For centuries, local and indigenous water rights and rules in the Andean region have been largely neglected and discriminated against. The process of undermining local communities’ water access and control rights continues up to today and not only is it headed by powerful local, national and international water-use actors encroaching local rights — it is also a direct consequence of vertical State law and intervention practices, and the latest privatization policies. Recognition of and security for the diverse and dynamic local rights and management frameworks is crucial for improving rural livelihoods and even national food security in Andean countries. At the request of the Government of Ecuador — in which at that time the indigenous movement had its political participation — a research mission was organized to formulate a proposal for institutional reform, aiming at the strengthening of the national irrigation sector. In this article, some basic mission results are outlined and analyzed within the scope of four concepts (institutional viability, political democracy, equity, and water rights security), and practical elements for institutional reform are suggested, not only for the Ecuadorian irrigation sector but also other settings. The complementary roles of central Government, local governments and water user organizations in water resources management are emphasized as is the need to strengthen enabling legal and policy frameworks. The importance of translating constitutional recognition of local and indigenous rights and common property systems into practical procedures and institutional structures is also stressed.
Document Type: Research Article

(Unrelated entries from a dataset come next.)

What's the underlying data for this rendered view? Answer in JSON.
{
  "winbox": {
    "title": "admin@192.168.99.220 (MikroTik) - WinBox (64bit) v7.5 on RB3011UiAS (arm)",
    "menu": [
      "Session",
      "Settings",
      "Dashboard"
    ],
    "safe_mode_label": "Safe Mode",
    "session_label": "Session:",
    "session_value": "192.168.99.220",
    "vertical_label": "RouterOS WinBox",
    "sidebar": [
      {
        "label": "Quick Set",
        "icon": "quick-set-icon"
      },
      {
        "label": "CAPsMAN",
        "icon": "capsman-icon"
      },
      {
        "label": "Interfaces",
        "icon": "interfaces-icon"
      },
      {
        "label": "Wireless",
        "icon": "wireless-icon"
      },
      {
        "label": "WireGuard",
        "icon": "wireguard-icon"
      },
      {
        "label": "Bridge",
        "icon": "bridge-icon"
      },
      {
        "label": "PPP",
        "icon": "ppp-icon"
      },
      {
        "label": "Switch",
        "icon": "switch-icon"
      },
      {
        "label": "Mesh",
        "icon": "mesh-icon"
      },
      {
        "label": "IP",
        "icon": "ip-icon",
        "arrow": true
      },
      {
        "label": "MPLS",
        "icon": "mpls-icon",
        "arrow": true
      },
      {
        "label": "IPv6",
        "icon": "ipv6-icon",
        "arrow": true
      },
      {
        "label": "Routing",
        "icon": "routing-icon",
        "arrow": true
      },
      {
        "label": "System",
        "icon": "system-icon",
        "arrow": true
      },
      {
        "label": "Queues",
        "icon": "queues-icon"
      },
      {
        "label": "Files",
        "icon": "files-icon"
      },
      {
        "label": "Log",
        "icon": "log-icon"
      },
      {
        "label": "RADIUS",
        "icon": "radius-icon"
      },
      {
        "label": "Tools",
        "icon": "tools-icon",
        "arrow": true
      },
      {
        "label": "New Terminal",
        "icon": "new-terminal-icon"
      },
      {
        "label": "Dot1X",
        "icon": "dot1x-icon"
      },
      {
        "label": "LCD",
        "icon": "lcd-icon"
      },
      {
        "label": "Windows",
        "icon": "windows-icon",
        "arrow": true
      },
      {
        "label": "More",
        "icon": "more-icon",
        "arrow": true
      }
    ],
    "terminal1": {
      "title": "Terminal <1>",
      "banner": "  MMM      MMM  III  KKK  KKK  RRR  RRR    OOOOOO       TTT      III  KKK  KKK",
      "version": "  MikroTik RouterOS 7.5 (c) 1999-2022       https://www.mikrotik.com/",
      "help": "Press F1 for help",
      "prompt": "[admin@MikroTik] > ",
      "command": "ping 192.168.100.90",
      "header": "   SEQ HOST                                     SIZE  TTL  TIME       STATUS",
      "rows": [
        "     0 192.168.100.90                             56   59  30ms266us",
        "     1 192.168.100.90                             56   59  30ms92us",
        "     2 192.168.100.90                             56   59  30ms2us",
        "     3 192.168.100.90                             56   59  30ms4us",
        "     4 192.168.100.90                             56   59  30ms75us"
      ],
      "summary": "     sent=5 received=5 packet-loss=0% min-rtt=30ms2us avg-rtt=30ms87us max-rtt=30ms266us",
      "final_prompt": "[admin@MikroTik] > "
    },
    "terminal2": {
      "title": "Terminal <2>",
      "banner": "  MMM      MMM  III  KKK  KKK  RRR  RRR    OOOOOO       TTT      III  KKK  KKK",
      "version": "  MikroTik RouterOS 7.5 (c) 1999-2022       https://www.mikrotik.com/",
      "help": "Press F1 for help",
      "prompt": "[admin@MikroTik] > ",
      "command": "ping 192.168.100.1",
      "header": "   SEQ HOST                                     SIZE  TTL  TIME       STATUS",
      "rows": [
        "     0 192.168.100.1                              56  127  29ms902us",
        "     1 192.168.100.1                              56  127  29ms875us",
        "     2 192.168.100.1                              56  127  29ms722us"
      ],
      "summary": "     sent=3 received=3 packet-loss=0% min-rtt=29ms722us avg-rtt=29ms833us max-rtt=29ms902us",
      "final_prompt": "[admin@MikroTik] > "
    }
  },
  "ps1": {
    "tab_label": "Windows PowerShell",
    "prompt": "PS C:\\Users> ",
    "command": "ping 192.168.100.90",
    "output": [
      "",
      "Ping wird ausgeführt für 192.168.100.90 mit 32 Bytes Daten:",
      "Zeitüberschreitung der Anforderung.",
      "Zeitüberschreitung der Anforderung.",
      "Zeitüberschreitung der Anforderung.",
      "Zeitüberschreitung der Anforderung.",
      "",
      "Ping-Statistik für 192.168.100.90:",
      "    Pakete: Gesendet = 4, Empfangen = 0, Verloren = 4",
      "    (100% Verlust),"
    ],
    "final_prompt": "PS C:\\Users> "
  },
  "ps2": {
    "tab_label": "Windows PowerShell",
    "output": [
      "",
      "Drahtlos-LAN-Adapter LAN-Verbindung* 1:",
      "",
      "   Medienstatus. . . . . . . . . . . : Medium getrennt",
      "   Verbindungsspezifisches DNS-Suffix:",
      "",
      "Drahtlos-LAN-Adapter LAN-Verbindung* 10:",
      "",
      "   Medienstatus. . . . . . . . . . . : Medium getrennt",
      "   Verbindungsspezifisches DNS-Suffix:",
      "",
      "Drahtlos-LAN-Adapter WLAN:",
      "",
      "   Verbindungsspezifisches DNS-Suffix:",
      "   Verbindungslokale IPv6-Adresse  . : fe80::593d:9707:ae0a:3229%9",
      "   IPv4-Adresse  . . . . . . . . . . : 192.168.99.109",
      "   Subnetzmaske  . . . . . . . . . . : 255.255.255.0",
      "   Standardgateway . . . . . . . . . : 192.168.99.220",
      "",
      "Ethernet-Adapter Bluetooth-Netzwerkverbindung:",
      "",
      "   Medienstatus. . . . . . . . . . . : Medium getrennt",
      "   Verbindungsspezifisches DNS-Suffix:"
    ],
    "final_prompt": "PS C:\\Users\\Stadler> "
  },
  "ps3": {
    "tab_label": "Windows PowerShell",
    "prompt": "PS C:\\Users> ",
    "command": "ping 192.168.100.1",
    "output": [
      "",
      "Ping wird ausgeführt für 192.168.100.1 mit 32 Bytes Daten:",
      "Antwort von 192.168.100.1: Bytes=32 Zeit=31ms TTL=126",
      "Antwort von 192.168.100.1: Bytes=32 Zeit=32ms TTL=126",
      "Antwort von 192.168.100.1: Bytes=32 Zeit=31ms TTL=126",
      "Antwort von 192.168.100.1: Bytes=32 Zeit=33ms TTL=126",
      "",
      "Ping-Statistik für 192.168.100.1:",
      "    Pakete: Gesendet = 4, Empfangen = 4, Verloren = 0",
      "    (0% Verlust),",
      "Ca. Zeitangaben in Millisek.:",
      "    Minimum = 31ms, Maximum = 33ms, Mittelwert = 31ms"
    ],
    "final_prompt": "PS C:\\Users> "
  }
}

Affiliations: 1: SNV Netherlands Development Organisation, and the Water Law and Indigenous Rights programme (WALIR) 2: The Hivos foundation in The Netherlands. 3: Wageningen University, the Netherlands.
Publication date: 2005-02-01